Begin with Chapter One ~ Return to Chapter Thirty-Six
Andrew Stevens, October 1912
John trumpets, “Teddy Roosevelt’s as crazy as a bull moose in spring, that’s what he is.”
“His secretary tackled the shooter before he could get off a second shot,” says Mr. K before turning toward Andy. “No offense meant concerning your qualifications for this position, Andy, but it seems having a former football player for your secretary is not a bad investment. You could benefit from training with the Turnverein.”
“That crowd in Milwaukee,” adds the Colonel, “would have lynched that insane Bavarian on the spot if Roosevelt hadn’t assured them he was fine.”
John shakes his head in wonder. “A hole right through in his overcoat. His shirt soaked in blood. Yet the former President insisted, ‘I will give this speech or die.’ And he almost did. Talked for fifty minutes before his doctor dragged him off the stage.”

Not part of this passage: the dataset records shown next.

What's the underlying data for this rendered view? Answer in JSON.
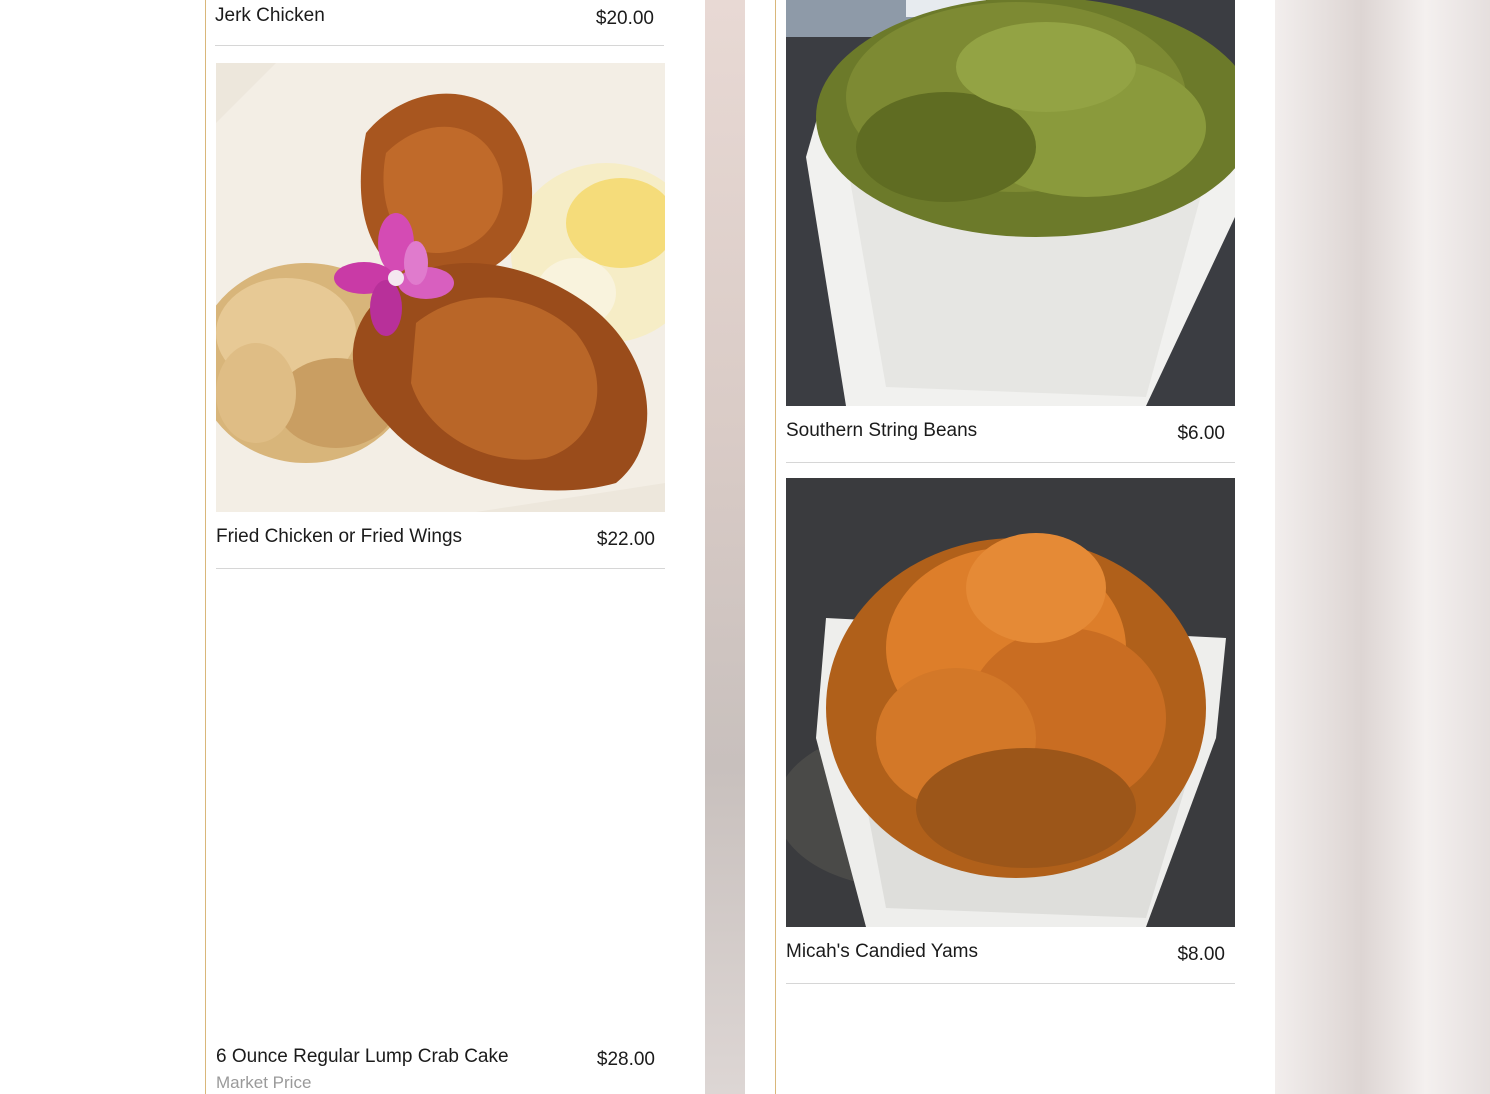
{
  "menu": {
    "left_column": [
      {
        "name": "Jerk Chicken",
        "price": "$20.00"
      },
      {
        "name": "Fried Chicken or Fried Wings",
        "price": "$22.00",
        "photo": "fried-chicken-plate"
      },
      {
        "name": "6 Ounce Regular Lump Crab Cake",
        "price": "$28.00",
        "note": "Market Price"
      }
    ],
    "right_column": [
      {
        "name": "Southern String Beans",
        "price": "$6.00",
        "photo": "string-beans-bowl"
      },
      {
        "name": "Micah's Candied Yams",
        "price": "$8.00",
        "photo": "candied-yams-bowl"
      }
    ]
  },
  "colors": {
    "accent_gold": "#d9b77a",
    "text": "#1b1b1b",
    "muted_text": "#9a9a9a",
    "divider": "#d6d6d6"
  }
}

Continue reading “An Ostrich-Plumed Hat: Chapter Thirty-Seven”
It’s hard to resist focusing on Guanajuato’s landmark people perched up high. Muses grace the roofline of Teatro Juarez. Father Hidalgo, famed for his grito igniting the revolt against Spain, stands near the city’s presa, or dam.
The giant statue of El Pipila lords over the city. As pipila means a female turkey, the nickname given to Juan Jose de los Reyes Martínez Amaro (1782–1863) probably was not meant as flattery. But El Pipila earned respect as a hero of the Mexican Revolution when he strapped a large stone on his back for protection against weapons above to storm the Spaniards holed up in Alhondiga de Granaditas. He slathered the granary’s large wooden door with tar and set it ablaze, allowing the citizens of Guanajuato to overtake the forces inside.
The woman representing peace who presides over Plaza de la Paz, the city’s main plaza, was commissioned by President Porfirio Diaz in 1903. Her peaceful reign soon was interrupted. President Diaz did not care for his opponent in the 1910 election so he locked him up in jail. When Diaz declared himself victorious, the citizenry sensed the election results were rigged. Diaz was forced from power, and years of civil war marked by frequent violent changes in presidents followed.
Wish the threat of locking opponents up and talking about rigged elections did not sound familiar.
You could see there was blood coming out of her eyes….
Donald Trump, August 2015
Architectural embellishment encountered on the streets of Puebla, August 2015